Your task
What is needed is an exact copy of the entries, with the pictures excluded.

[Website and app data records]
· · · ·

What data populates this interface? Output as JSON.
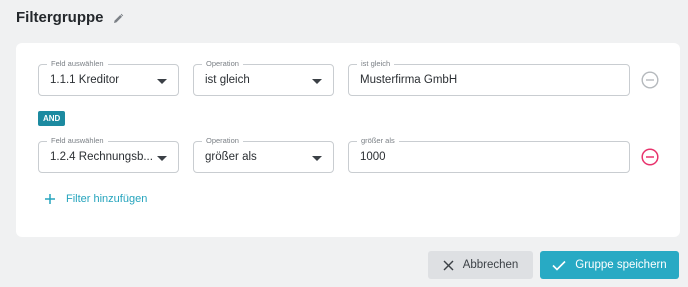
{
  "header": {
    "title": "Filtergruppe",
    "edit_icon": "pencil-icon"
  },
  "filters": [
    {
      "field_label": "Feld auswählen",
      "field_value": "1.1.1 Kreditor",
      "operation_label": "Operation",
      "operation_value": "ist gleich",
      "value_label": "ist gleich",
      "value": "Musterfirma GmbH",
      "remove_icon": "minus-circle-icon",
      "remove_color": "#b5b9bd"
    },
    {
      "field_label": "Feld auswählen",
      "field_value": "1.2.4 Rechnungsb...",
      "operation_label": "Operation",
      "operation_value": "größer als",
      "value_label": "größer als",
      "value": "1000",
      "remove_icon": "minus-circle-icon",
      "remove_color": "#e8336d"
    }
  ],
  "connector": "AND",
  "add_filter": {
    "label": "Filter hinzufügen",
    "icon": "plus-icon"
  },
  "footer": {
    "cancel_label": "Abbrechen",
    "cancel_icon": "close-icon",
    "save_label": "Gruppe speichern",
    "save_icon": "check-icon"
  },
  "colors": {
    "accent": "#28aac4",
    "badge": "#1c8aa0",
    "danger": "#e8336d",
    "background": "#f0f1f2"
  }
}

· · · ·

Solution below
What data populates this interface? Output as JSON.
{
  "header": {
    "title": "Filtergruppe",
    "edit_icon": "pencil-icon"
  },
  "filters": [
    {
      "field_label": "Feld auswählen",
      "field_value": "1.1.1 Kreditor",
      "operation_label": "Operation",
      "operation_value": "ist gleich",
      "value_label": "ist gleich",
      "value": "Musterfirma GmbH",
      "remove_icon": "minus-circle-icon",
      "remove_color": "#b5b9bd"
    },
    {
      "field_label": "Feld auswählen",
      "field_value": "1.2.4 Rechnungsb...",
      "operation_label": "Operation",
      "operation_value": "größer als",
      "value_label": "größer als",
      "value": "1000",
      "remove_icon": "minus-circle-icon",
      "remove_color": "#e8336d"
    }
  ],
  "connector": "AND",
  "add_filter": {
    "label": "Filter hinzufügen",
    "icon": "plus-icon"
  },
  "footer": {
    "cancel_label": "Abbrechen",
    "cancel_icon": "close-icon",
    "save_label": "Gruppe speichern",
    "save_icon": "check-icon"
  },
  "colors": {
    "accent": "#28aac4",
    "badge": "#1c8aa0",
    "danger": "#e8336d",
    "background": "#f0f1f2"
  }
}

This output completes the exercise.